As I imagine it, it must have been an interesting sight. Hundreds of steerage passengers lined up, clutching their belongings from little towns in Russia, Poland, Romania, and elsewhere, and holding kosher provisions for the voyage that were kindly supplied to them by relief agencies... my grandmother trying to keep her young children happy and occupied, while the first-class passengers boarded in luxury. The first-class passengers would have even received a little guidebook, detailing the many services of the ship and the names of the other first-class passengers, like the one shown here. First-class passengers would have eat breakfast at 8 AM, lunch at 12:30, dinner at 6 PM and 7:15 PM, and supper at 9 PM. But passengers like my grandmother probably had a menu something like this one.
The name of the ship was the S. S. Merion, built in 1902 in Scotland. It was 162 meters long and 18 meters wide, and had her maiden voyage on March 8 1902. For most of her career, she sailed for the American Line from Liverpool. Although most people have a picture in their minds of all immigrants arriving at Ellis Island in New York, in fact many arrived elsewhere, including Baltimore and (in my grandmother's case) Philadelphia.
My family did not save any records of that trip, or if they did, they are long gone now. But I managed to find a postcard of the Merion, and here it is:

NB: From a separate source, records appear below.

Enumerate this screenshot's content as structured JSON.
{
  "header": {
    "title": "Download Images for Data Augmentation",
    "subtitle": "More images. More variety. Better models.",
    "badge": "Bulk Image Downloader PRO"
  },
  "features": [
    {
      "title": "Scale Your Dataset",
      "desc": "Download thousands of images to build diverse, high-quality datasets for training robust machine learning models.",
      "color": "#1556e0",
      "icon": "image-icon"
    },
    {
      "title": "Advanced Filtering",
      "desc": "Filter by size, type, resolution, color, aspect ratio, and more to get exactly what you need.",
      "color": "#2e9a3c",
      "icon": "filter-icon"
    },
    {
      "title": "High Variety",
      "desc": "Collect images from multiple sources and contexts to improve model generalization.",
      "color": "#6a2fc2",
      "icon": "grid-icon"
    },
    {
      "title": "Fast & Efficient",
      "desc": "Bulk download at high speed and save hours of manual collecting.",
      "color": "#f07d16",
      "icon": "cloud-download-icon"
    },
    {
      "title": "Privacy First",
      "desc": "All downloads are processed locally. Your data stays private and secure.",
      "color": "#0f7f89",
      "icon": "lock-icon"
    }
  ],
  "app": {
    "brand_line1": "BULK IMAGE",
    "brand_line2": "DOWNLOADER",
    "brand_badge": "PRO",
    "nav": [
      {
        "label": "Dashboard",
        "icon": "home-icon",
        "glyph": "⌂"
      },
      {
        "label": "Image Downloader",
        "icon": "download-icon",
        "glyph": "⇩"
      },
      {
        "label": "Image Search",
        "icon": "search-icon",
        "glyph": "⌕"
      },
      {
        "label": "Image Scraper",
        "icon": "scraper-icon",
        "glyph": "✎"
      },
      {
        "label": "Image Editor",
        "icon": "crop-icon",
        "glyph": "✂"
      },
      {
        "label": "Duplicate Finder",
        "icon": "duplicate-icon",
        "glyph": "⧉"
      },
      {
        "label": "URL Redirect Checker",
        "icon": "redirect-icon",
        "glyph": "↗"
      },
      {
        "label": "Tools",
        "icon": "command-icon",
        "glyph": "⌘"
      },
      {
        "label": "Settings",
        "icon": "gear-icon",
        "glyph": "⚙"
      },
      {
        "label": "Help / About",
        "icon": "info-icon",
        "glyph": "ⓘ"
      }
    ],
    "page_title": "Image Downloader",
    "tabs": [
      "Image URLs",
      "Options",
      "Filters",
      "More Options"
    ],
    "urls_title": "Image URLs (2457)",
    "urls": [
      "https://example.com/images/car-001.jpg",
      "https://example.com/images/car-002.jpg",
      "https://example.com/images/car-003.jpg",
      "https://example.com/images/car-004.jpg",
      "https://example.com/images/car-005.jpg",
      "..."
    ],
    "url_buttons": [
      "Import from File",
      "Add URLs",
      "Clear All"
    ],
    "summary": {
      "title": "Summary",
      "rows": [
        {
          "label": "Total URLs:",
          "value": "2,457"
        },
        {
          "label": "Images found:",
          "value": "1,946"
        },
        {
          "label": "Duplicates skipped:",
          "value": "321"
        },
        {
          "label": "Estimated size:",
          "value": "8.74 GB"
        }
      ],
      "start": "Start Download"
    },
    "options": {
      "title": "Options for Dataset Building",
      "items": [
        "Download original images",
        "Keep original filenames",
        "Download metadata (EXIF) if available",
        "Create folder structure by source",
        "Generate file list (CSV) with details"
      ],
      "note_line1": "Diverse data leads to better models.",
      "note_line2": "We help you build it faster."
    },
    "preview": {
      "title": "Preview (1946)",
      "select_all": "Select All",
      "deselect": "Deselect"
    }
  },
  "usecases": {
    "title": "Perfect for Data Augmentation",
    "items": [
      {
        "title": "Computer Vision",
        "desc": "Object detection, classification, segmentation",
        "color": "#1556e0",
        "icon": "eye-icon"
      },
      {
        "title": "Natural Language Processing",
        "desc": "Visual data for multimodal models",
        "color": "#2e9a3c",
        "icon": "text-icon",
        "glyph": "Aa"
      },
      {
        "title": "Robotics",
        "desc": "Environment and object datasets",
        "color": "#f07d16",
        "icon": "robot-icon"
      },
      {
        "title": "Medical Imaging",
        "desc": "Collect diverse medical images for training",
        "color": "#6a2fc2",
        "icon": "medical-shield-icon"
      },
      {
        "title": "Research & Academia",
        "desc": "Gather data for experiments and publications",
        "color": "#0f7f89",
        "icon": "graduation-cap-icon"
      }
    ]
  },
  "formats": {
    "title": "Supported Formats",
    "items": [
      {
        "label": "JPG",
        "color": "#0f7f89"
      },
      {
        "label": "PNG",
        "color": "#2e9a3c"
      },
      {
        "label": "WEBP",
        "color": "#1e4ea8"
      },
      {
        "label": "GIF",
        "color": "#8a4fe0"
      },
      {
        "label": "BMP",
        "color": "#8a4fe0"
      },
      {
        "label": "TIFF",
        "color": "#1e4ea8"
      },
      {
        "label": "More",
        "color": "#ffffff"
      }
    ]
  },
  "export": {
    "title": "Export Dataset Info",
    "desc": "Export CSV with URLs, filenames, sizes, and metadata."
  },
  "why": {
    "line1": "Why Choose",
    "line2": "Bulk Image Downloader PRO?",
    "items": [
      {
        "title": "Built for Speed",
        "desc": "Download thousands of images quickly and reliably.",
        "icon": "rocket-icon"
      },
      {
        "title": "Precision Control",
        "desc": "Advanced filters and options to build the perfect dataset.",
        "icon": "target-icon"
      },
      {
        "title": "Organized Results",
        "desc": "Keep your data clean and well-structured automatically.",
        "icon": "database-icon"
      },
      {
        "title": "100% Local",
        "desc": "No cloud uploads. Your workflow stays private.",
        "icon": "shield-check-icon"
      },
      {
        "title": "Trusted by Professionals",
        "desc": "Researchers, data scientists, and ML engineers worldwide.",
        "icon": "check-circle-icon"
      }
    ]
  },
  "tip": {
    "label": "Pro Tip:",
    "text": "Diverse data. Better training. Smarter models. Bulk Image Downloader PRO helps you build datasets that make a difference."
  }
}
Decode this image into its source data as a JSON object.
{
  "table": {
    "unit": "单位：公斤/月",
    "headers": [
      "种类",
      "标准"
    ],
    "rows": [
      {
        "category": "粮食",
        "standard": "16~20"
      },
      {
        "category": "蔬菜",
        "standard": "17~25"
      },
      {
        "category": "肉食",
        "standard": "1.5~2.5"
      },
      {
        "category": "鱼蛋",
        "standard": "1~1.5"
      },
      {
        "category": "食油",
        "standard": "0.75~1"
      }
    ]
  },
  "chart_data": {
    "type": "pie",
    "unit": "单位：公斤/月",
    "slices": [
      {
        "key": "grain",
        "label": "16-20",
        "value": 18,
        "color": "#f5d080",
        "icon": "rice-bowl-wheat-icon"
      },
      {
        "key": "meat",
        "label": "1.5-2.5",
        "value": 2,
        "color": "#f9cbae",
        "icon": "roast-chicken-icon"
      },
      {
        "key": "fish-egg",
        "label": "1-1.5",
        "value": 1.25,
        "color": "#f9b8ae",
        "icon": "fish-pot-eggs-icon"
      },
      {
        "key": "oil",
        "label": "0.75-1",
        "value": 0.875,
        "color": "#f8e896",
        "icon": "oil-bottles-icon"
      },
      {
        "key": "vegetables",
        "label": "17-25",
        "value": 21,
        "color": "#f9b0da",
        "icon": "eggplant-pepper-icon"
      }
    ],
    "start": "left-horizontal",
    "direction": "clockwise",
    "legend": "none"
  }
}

If you look closely at the postcard, you can see what appears to be a rabbi in the front left section of the card.
And here is my grandmother and her children (and one from my grandfather's first marriage) listed in the Outwards Passenger Lists from the Records of the Board of Trade and of successor and related bodies, The National Archives, Kew, Richmond, Surrey, England: Transatlantic ship travel was not completely safe. Of course, it was just the year before that the Titanic hit an iceberg in the north Atlantic and went down. (My grandfather emigrated on the Pisa in February-March 1912; just a month later, the Pisa encountered ice and was in the general vicinity of the Titanic when it sank.) And the Merion herself had several accidents, including a collision with a tanker on December 24 1912, off the coast of Delaware.
In August of 1913, the ship's commander would have been J. Beattie Hill, and the outgoing passenger records indicate he was the commander for my grandmother's trip, too. The ship records show that the Merion stopped on August 19 in Queenstown (now Cobh), Ireland to pick up more passengers. All together there were (from the records I have access to) 1,036 passengers on the Merion headed to Philadelphia.
In 1914, the Merion was sold to the British navy, where it was used as a "decoy", and outfitted to look like the British battleship Tiger. On May 29 1915 this decoy ship was sunk by a German submarine.
For now, I'll leave my grandmother on the Merion, as the whistle sounds and the ship slowly leaves the port in Liverpool...